Ever since joining the British Council Israel 10 months ago, my dream has been to connect with the innovation happening within the UK’s creative industries. Its influence on me from a creative and artistic point of view has been profound and it has influenced important changes in my approaches as an artist and curator. From an artistic perspective, I found myself shifting to a space where artists become facilitators, atworks become platforms for participative engagement and art itself becomes a dialogue, and is able to affect change through its social impact and the expansion of its creative communities.
So needless to say that since my arrival it has been a priority of ours at the arts team in Israel to create the basis of a collaboration between the UK and Israel driven by this innovative and entrepreneurial spirit.
The invitation to join the hackathon launch of The Space project at Tate Modern’s Turbine Hall as a mentor representing British Council seemed the perfect opportunity to take part in an intense and fascinating process of creative brainstorming, connecting art, technology and data. This connection between data and its (artistic) interpretation seemed a great way of identifying new forms of value and engagement which could be prototyped (and scaled up). I immediately found myself working closely with two teams, one of which was composed by creatives recommended by British Council.
Group 1 began working together,searching for an idea, and found a starting point on a Guardian piece on news on the US and UK ‘supermarket slave trail’ around Thailand’s production of prawns. Through intense brainstorming and idea generation process, the group finally decided to focus on an element from the article: the fact crustaceans had feelings and that pharmaceuticals, such as antidepressants, travel through our system and up in our water ecosystem. They connected hard and software by constructing lobster puppets which, when pressed, triggered “sad” tweets which were then played back through text to voice software. This in turn triggered a support tweet to the original sender. The beauty and simplicity of the project was to focus on the emotional connection between object (global shrimp trade/lobster doll) and representation (emotional relation to crustacean’s feelings / connection between consolation and social media). The speed with which the idea transformed into a coherent, simple and applicable project amazed me.

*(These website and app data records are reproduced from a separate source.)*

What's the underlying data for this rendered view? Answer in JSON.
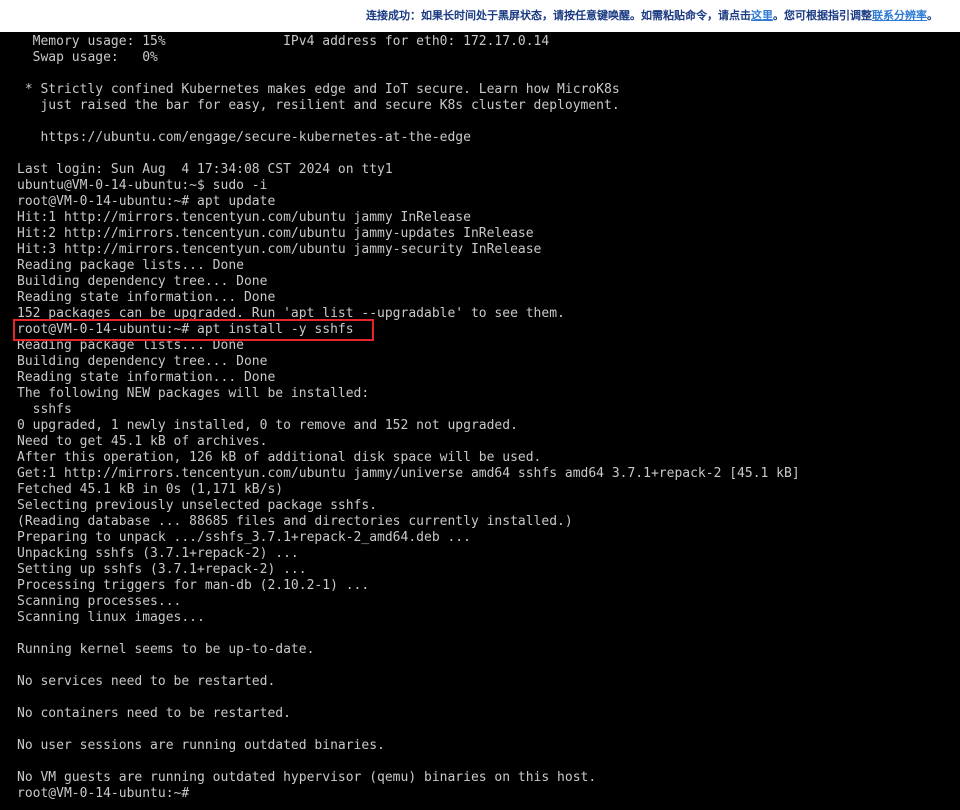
{
  "banner": {
    "text_before": "连接成功：如果长时间处于黑屏状态，请按任意键唤醒。如需粘贴命令，请点击",
    "link_here": "这里",
    "text_middle": "。您可根据指引调整",
    "link_guide": "联系分辨率",
    "text_after": "。"
  },
  "terminal": {
    "lines": [
      "  Memory usage: 15%               IPv4 address for eth0: 172.17.0.14",
      "  Swap usage:   0%",
      "",
      " * Strictly confined Kubernetes makes edge and IoT secure. Learn how MicroK8s",
      "   just raised the bar for easy, resilient and secure K8s cluster deployment.",
      "",
      "   https://ubuntu.com/engage/secure-kubernetes-at-the-edge",
      "",
      "Last login: Sun Aug  4 17:34:08 CST 2024 on tty1",
      "ubuntu@VM-0-14-ubuntu:~$ sudo -i",
      "root@VM-0-14-ubuntu:~# apt update",
      "Hit:1 http://mirrors.tencentyun.com/ubuntu jammy InRelease",
      "Hit:2 http://mirrors.tencentyun.com/ubuntu jammy-updates InRelease",
      "Hit:3 http://mirrors.tencentyun.com/ubuntu jammy-security InRelease",
      "Reading package lists... Done",
      "Building dependency tree... Done",
      "Reading state information... Done",
      "152 packages can be upgraded. Run 'apt list --upgradable' to see them.",
      "root@VM-0-14-ubuntu:~# apt install -y sshfs",
      "Reading package lists... Done",
      "Building dependency tree... Done",
      "Reading state information... Done",
      "The following NEW packages will be installed:",
      "  sshfs",
      "0 upgraded, 1 newly installed, 0 to remove and 152 not upgraded.",
      "Need to get 45.1 kB of archives.",
      "After this operation, 126 kB of additional disk space will be used.",
      "Get:1 http://mirrors.tencentyun.com/ubuntu jammy/universe amd64 sshfs amd64 3.7.1+repack-2 [45.1 kB]",
      "Fetched 45.1 kB in 0s (1,171 kB/s)",
      "Selecting previously unselected package sshfs.",
      "(Reading database ... 88685 files and directories currently installed.)",
      "Preparing to unpack .../sshfs_3.7.1+repack-2_amd64.deb ...",
      "Unpacking sshfs (3.7.1+repack-2) ...",
      "Setting up sshfs (3.7.1+repack-2) ...",
      "Processing triggers for man-db (2.10.2-1) ...",
      "Scanning processes...",
      "Scanning linux images...",
      "",
      "Running kernel seems to be up-to-date.",
      "",
      "No services need to be restarted.",
      "",
      "No containers need to be restarted.",
      "",
      "No user sessions are running outdated binaries.",
      "",
      "No VM guests are running outdated hypervisor (qemu) binaries on this host.",
      "root@VM-0-14-ubuntu:~# "
    ]
  },
  "colors": {
    "terminal_background": "#000000",
    "terminal_text": "#c9c9c9",
    "banner_background": "#ffffff",
    "banner_text": "#1a3a82",
    "banner_link": "#2e7bd6",
    "highlight_border": "#e8242a"
  }
}
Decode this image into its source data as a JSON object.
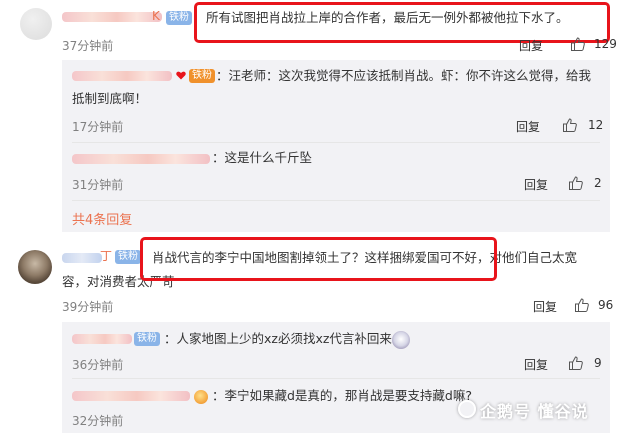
{
  "comments": [
    {
      "badge": "铁粉",
      "name_suffix": "K",
      "text": "所有试图把肖战拉上岸的合作者，最后无一例外都被他拉下水了。",
      "time": "37分钟前",
      "reply_label": "回复",
      "likes": "129",
      "replies": [
        {
          "badge": "铁粉",
          "text_line1": "：汪老师：这次我觉得不应该抵制肖战。虾：你不许这么觉得，给我",
          "text_line2": "抵制到底啊！",
          "time": "17分钟前",
          "reply_label": "回复",
          "likes": "12"
        },
        {
          "text": "：这是什么千斤坠",
          "time": "31分钟前",
          "reply_label": "回复",
          "likes": "2"
        }
      ],
      "more_replies": "共4条回复"
    },
    {
      "badge": "铁粉",
      "name_suffix": "丁",
      "text_line1": "肖战代言的李宁中国地图割掉领土了？这样捆绑爱国可不好，对他们自己太宽",
      "text_line2": "容，对消费者太严苛",
      "time": "39分钟前",
      "reply_label": "回复",
      "likes": "96",
      "replies": [
        {
          "badge": "铁粉",
          "text": "：人家地图上少的xz必须找xz代言补回来",
          "time": "36分钟前",
          "reply_label": "回复",
          "likes": "9"
        },
        {
          "text": "：李宁如果藏d是真的，那肖战是要支持藏d嘛?",
          "time": "32分钟前",
          "reply_label": "回复",
          "likes": "2"
        }
      ]
    }
  ],
  "watermark": "企鹅号 懂谷说",
  "colors": {
    "highlight": "#e8141b",
    "badge": "#8ab4e8",
    "link": "#eb7350"
  }
}
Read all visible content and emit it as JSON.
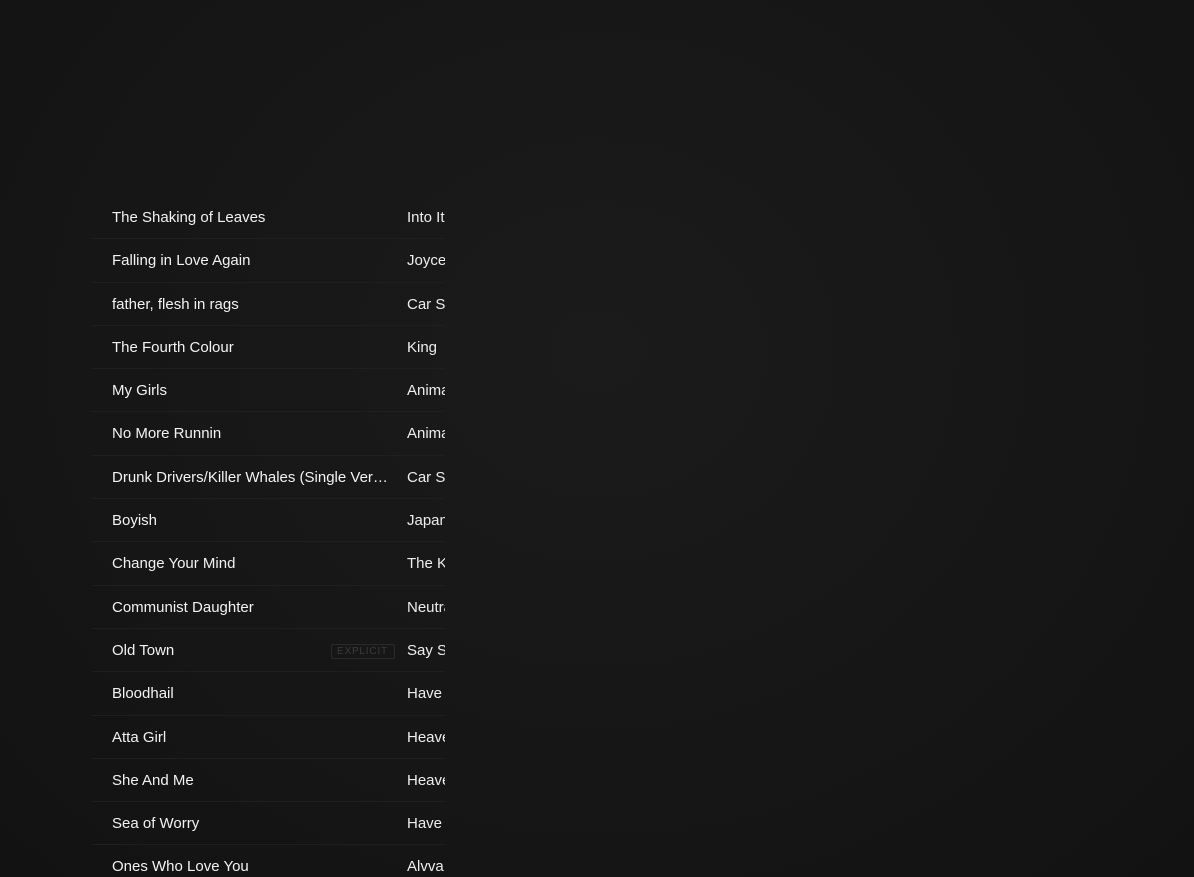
{
  "tracks": [
    {
      "title": "The Shaking of Leaves",
      "artist": "Into It",
      "explicit": ""
    },
    {
      "title": "Falling in Love Again",
      "artist": "Joyce",
      "explicit": ""
    },
    {
      "title": "father, flesh in rags",
      "artist": "Car Seat",
      "explicit": ""
    },
    {
      "title": "The Fourth Colour",
      "artist": "King",
      "explicit": ""
    },
    {
      "title": "My Girls",
      "artist": "Animal",
      "explicit": ""
    },
    {
      "title": "No More Runnin",
      "artist": "Animal",
      "explicit": ""
    },
    {
      "title": "Drunk Drivers/Killer Whales (Single Version)",
      "artist": "Car Seat",
      "explicit": ""
    },
    {
      "title": "Boyish",
      "artist": "Japan",
      "explicit": ""
    },
    {
      "title": "Change Your Mind",
      "artist": "The K",
      "explicit": ""
    },
    {
      "title": "Communist Daughter",
      "artist": "Neutral",
      "explicit": ""
    },
    {
      "title": "Old Town",
      "artist": "Say S",
      "explicit": "EXPLICIT"
    },
    {
      "title": "Bloodhail",
      "artist": "Have",
      "explicit": ""
    },
    {
      "title": "Atta Girl",
      "artist": "Heave",
      "explicit": ""
    },
    {
      "title": "She And Me",
      "artist": "Heave",
      "explicit": ""
    },
    {
      "title": "Sea of Worry",
      "artist": "Have",
      "explicit": ""
    },
    {
      "title": "Ones Who Love You",
      "artist": "Alvva",
      "explicit": ""
    }
  ]
}
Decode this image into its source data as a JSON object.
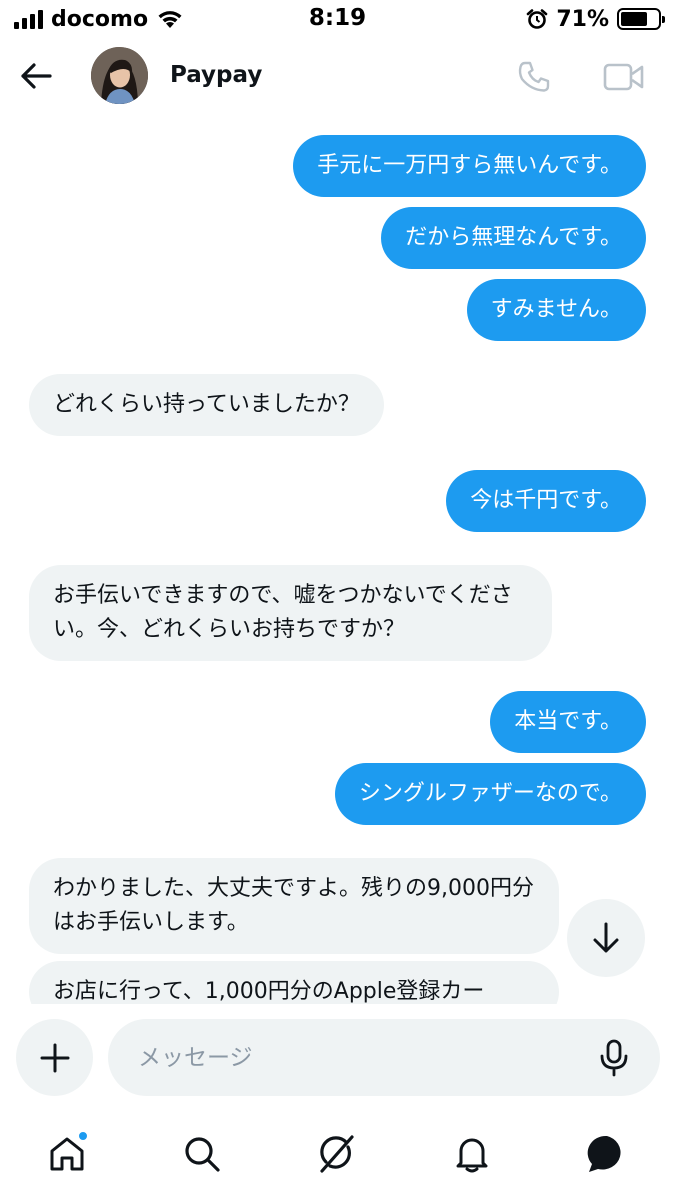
{
  "status_bar": {
    "carrier": "docomo",
    "time": "8:19",
    "battery_percent": "71%",
    "battery_level": 0.71,
    "icons": [
      "signal-icon",
      "wifi-icon",
      "alarm-icon",
      "battery-icon"
    ]
  },
  "header": {
    "contact_name": "Paypay",
    "icons": [
      "back-arrow-icon",
      "phone-icon",
      "video-camera-icon"
    ]
  },
  "messages": [
    {
      "direction": "outgoing",
      "text": "手元に一万円すら無いんです。"
    },
    {
      "direction": "outgoing",
      "text": "だから無理なんです。"
    },
    {
      "direction": "outgoing",
      "text": "すみません。"
    },
    {
      "direction": "incoming",
      "text": "どれくらい持っていましたか？"
    },
    {
      "direction": "outgoing",
      "text": "今は千円です。"
    },
    {
      "direction": "incoming",
      "text": "お手伝いできますので、嘘をつかないでください。今、どれくらいお持ちですか？"
    },
    {
      "direction": "outgoing",
      "text": "本当です。"
    },
    {
      "direction": "outgoing",
      "text": "シングルファザーなので。"
    },
    {
      "direction": "incoming",
      "text": "わかりました、大丈夫ですよ。残りの9,000円分はお手伝いします。"
    },
    {
      "direction": "incoming",
      "text": "お店に行って、1,000円分のApple登録カー"
    }
  ],
  "composer": {
    "placeholder": "メッセージ",
    "value": ""
  },
  "tab_bar": {
    "items": [
      "home-icon",
      "search-icon",
      "grok-icon",
      "notifications-bell-icon",
      "messages-icon"
    ],
    "home_has_notification": true
  },
  "colors": {
    "accent": "#1d9bf0",
    "incoming_bubble": "#eff3f4",
    "text": "#0f1419",
    "icon_muted": "#b9c2ca"
  }
}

Group 2 was a fascinating process to be a part of: I began the project with artist Charlotte Webb thinking about Tate Modern’s collection and the connection between the physical space and the amount of (intangible) information that each artwork possesses. By accessing the code of each artwork’s categorisation we began thinking about the curatorial process and its taxonomies. We then asked ourselves what would happen if we were to take out the artistic content while leaving the space untouched and opened up the possibility for users to create content of their own based on the themes and categorisations of the collection. From that moment Charlotte’s idea transformed itself from examining artistic curation to outsourcing the artistic process. Is this better? She and her team became the Tate building and the outsourced community became the content generators… An incredible process to have undergone.
Both teams created incredible results and generated incredibly powerful, emotional and clear ideas and projects in the space of 24 hours. Projects which demonstrate the wealth and strength of social media to connect people, to expand, flatten and widen the creative discourse by virtue of the web, digital tools, our creative usage of technology and our desire to connect between people and create projects that have value – to other people…
Here’s to many more hackathons, encounters with incredible people and connecting people and ideas through technology and artistic creativity.